Fresh from solving a murder whose origin stretched back nearly a century (Blackman’s Coffin, 2008, etc.), Iraqi war veteran Sam Blackman has a new lease on life despite having lost a leg in combat. Nakayla Robertson, the victim’s sister, who roused Sam from his postwar mental doldrums and helped him unravel his last case, has become his lover. Returning to Asheville, N.C., he makes her his partner as well in a new detective agency. Elderly Ethel Barkley charms Sam with a yarn about her teacher Laura Guthrie, who worked as a secretary for F. Scott Fitzgerald in the 1930s. Mrs. Barkley wants Sam to go to her bank and retrieve a safe-deposit box that is somehow linked to a “crime” she says she committed against Fitzgerald in 1935. It seems like an easy assignment and an errand of mercy. Sam is unprepared for what he finds at the bank: The box is sealed with hardened metal bearing the imprint of a swastika. The plot thickens when somebody breaks into Sam and Nakayla’s office and steals the unopened box, leaving behind the strangled corpse of friendly building security guard Amanda Whitfield. When Sam revisits Mrs. Barkley, she seems far less vague and innocent.
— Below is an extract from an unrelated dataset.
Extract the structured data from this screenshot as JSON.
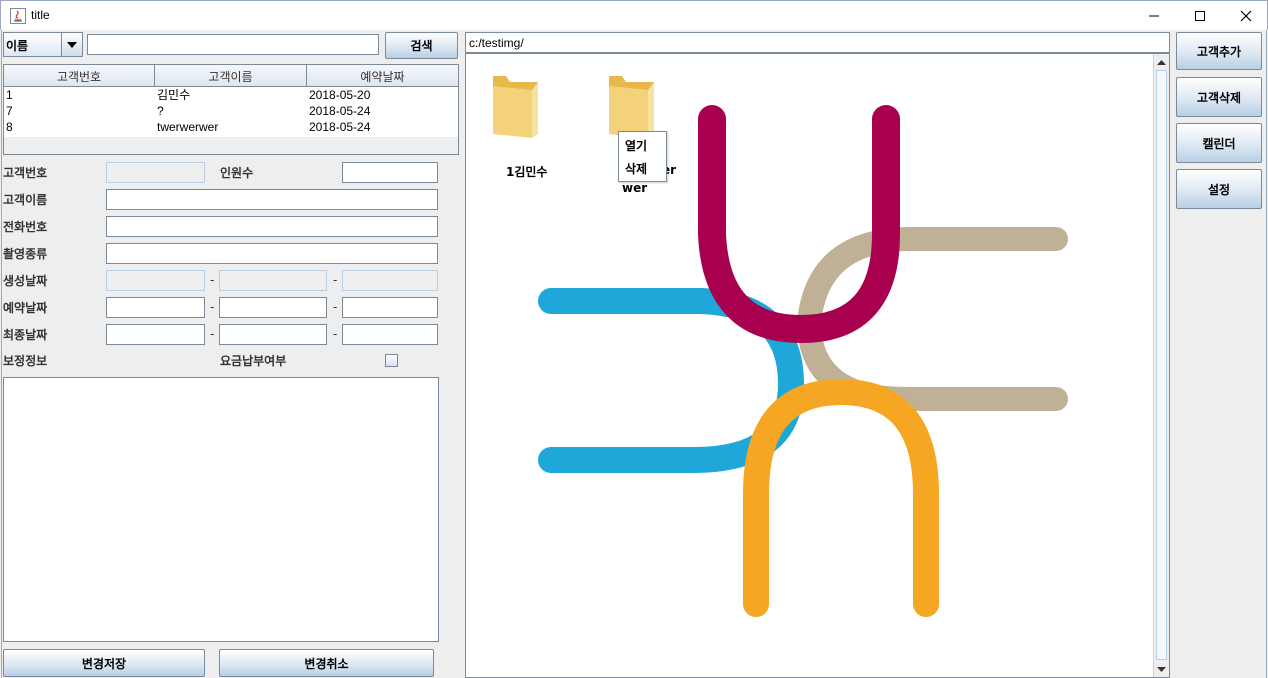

Adding more headaches is unfinished business from Sam’s hitch in Iraq, involving among other things the controversial Blackwater Company.
The warmth of Sam and Nakayla’s relationship and Sam’s challenged but determined heart make for a great read despite some lead-footed plotting.